2002 was the ideal time for that sort of collusion, because there weren’t a whole lot of options in Silicon Valley. No one was starting their own company, and the list of hot private companies I was aware of had exactly two entries: PayPal and Google.

To solve the toughest problems — and building a slightly more elegant social networks doesn’t qualify — one still needs that type of collusion from ‘A’ players. The good news for founders is that Silicon Valley is attracting more talent than it was in 2002; the bad news is that starting a company has become cool again (I’m guilty too!) and the hot company list has grown from two to dozens.

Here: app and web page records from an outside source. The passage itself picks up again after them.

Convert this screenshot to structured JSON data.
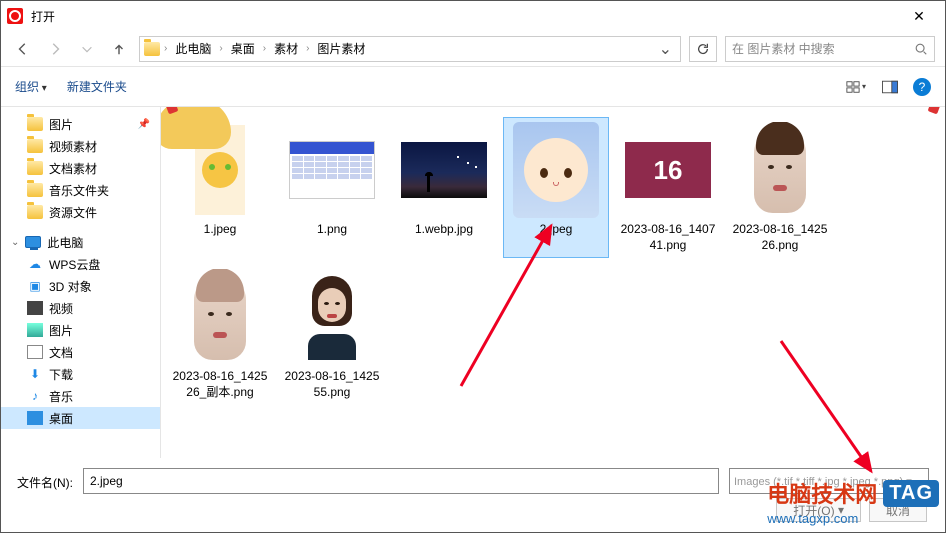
{
  "window": {
    "title": "打开"
  },
  "nav": {
    "crumbs": [
      "此电脑",
      "桌面",
      "素材",
      "图片素材"
    ],
    "search_placeholder": "在 图片素材 中搜索"
  },
  "toolbar": {
    "organize": "组织",
    "new_folder": "新建文件夹",
    "help": "?"
  },
  "sidebar": {
    "pinned": [
      {
        "label": "图片",
        "icon": "folder"
      },
      {
        "label": "视频素材",
        "icon": "folder"
      },
      {
        "label": "文档素材",
        "icon": "folder"
      },
      {
        "label": "音乐文件夹",
        "icon": "folder"
      },
      {
        "label": "资源文件",
        "icon": "folder"
      }
    ],
    "root_label": "此电脑",
    "children": [
      {
        "label": "WPS云盘",
        "icon": "cloud"
      },
      {
        "label": "3D 对象",
        "icon": "cube"
      },
      {
        "label": "视频",
        "icon": "video"
      },
      {
        "label": "图片",
        "icon": "pic"
      },
      {
        "label": "文档",
        "icon": "doc"
      },
      {
        "label": "下载",
        "icon": "down"
      },
      {
        "label": "音乐",
        "icon": "music"
      },
      {
        "label": "桌面",
        "icon": "desk",
        "selected": true
      }
    ]
  },
  "files": [
    {
      "name": "1.jpeg",
      "thumb": "yellow"
    },
    {
      "name": "1.png",
      "thumb": "cal"
    },
    {
      "name": "1.webp.jpg",
      "thumb": "night"
    },
    {
      "name": "2.jpeg",
      "thumb": "girl",
      "selected": true
    },
    {
      "name": "2023-08-16_140741.png",
      "thumb": "sixteen",
      "badge": "16"
    },
    {
      "name": "2023-08-16_142526.png",
      "thumb": "face"
    },
    {
      "name": "2023-08-16_142526_副本.png",
      "thumb": "faceblur"
    },
    {
      "name": "2023-08-16_142555.png",
      "thumb": "woman"
    }
  ],
  "footer": {
    "filename_label": "文件名(N):",
    "filename_value": "2.jpeg",
    "filter_text": "Images (*.tif *.tiff *.jpg *.jpeg *.png) ▾",
    "open": "打开(O)",
    "cancel": "取消"
  },
  "watermark": {
    "text": "电脑技术网",
    "tag": "TAG",
    "url": "www.tagxp.com"
  }
}
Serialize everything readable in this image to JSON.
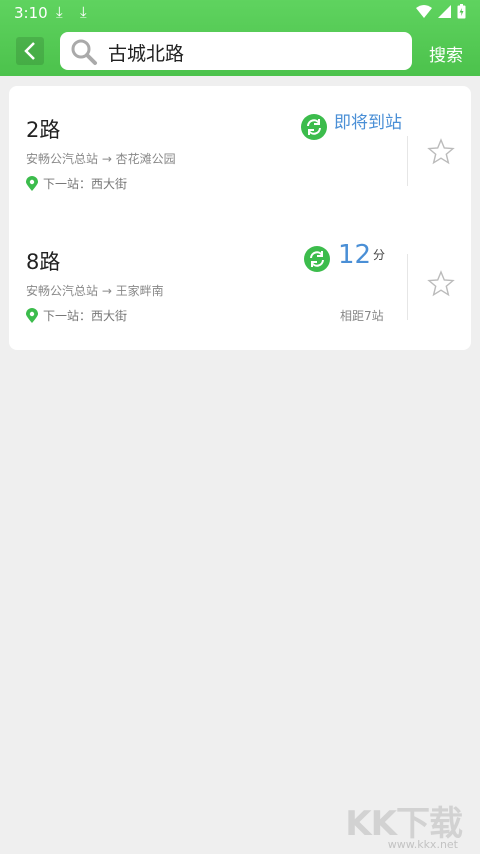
{
  "status": {
    "time": "3:10"
  },
  "search": {
    "query": "古城北路",
    "button_label": "搜索"
  },
  "routes": [
    {
      "name": "2路",
      "direction": "安畅公汽总站 → 杏花滩公园",
      "next_stop": "下一站：西大街",
      "arrival_text": "即将到站"
    },
    {
      "name": "8路",
      "direction": "安畅公汽总站 → 王家畔南",
      "next_stop": "下一站：西大街",
      "eta_value": "12",
      "eta_unit": "分",
      "distance": "相距7站"
    }
  ],
  "watermark": {
    "brand": "KK下载",
    "url": "www.kkx.net"
  },
  "colors": {
    "header": "#4cc24c",
    "accent_blue": "#4a8fd6",
    "green": "#3cbc4c"
  }
}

Collusion generally has a negative connotation, but in this context it can be a very good thing. If, rather than spread themselves among ten mediocre companies, ten all-stars can be like LeBron (and Dwyane Wade and Chris Bosh) and collude, they can see better results and solve bigger problems. And unlike LeBron, they don’t have to do it in zero-sum games.

Happy 10th Birthday, LinkedIn!

Ten years ago today, LinkedIn was born. It’s radically changed my life over the past decade.

I had no knowledge of LinkedIn’s existence on the day it launched in 2003. But a few days later, I got an invitation from my former PayPal colleague Keith Rabois to join this new site, LinkedIn. I signed up (as user number 1400 or so), saw a few familiar names on it, and was immediately intrigued.

In the months to come, I used LinkedIn a handful of times, connecting to colleagues and meeting a couple of entrepreneurs who reached out to me for advice on fraud prevention.

In late 2003 or early 2004, my former PayPal colleague Lee Hower reached out to me to see if I “knew anyone” who might be interested in working on data-type problems for this company LinkedIn. Lee and I had lunch, and I learned that LinkedIn had built its network out to be a couple of hundred thousand users. This was pretty cool, and something I could certainly see working on.

A week or so later, I was sitting in a Mountain View conference room with Reid Hoffman — with whom I’d spoken exactly once when he was a PayPal exec — and Jean-Luc Vaillant, brainstorming cool stuff we could do with data.

Not long after that, in February 2004, Jean-Luc set me up with a Mac laptop, and I started delving into the data. For the next few months, I was essentially moonlighting at LinkedIn, coming into the office one or two days a week, while mostly still at PayPal.

When I found that I was consistently more excited to get out of bed on the LinkedIn days than on the PayPal days, I decided I would (after biking around France for a month!) join LinkedIn full-time.

Thus began my LinkedIn employment odyssey. I worked full-time at LinkedIn from October 2004 until January 2007, leading a small analytics team with two awesome hires, Jonathan Goldman and Shirley Xu.

I learned a ton at LinkedIn, worked on some interesting and important products, and got to collaborate with lots of great people I now consider friends (and of course, LinkedIn connections).

After I left, my team became the large, influential and highly-regarded (kudos to Jonathan and DJ Patil) Data Science team.

Though I was no longer employed at LinkedIn from 2007 on, the company has continued to play a crucial role in my life. The first two engineers we hired at Circle of Moms, Brian Leung and Louise Magno, came in through the same LinkedIn job post in 2008.

Looking back at the Inmails I’ve sent, I see a number of people I reached out to try to hire and now know well; in many cases we didn’t wind up working together, but they became friends and valuable connections.

LinkedIn has prepared me for meetings with hundreds and hundreds of people. I wish I still had database access so I could run the query to figure out just how many.

When I first started poking around LinkedIn in 2003, I had a couple dozen connections. I looked at the profiles of people like Lee and Reid, seeing well over 100 connections. I figured I was simply not the kind of person who’d ever amass that number of professional contacts.

Today, I have over 900 connections on LinkedIn; the vast majority of those are people I’d feel comfortable reaching out to for an important professional purpose. Part of that increase is a reflection of my evolution, but a lot of it is thanks to LinkedIn.

To Reid, Jean-Luc, Lee, Allen, Chris, Sarah, Matt, and the millions of others who have helped to build LinkedIn, thanks and happy birthday!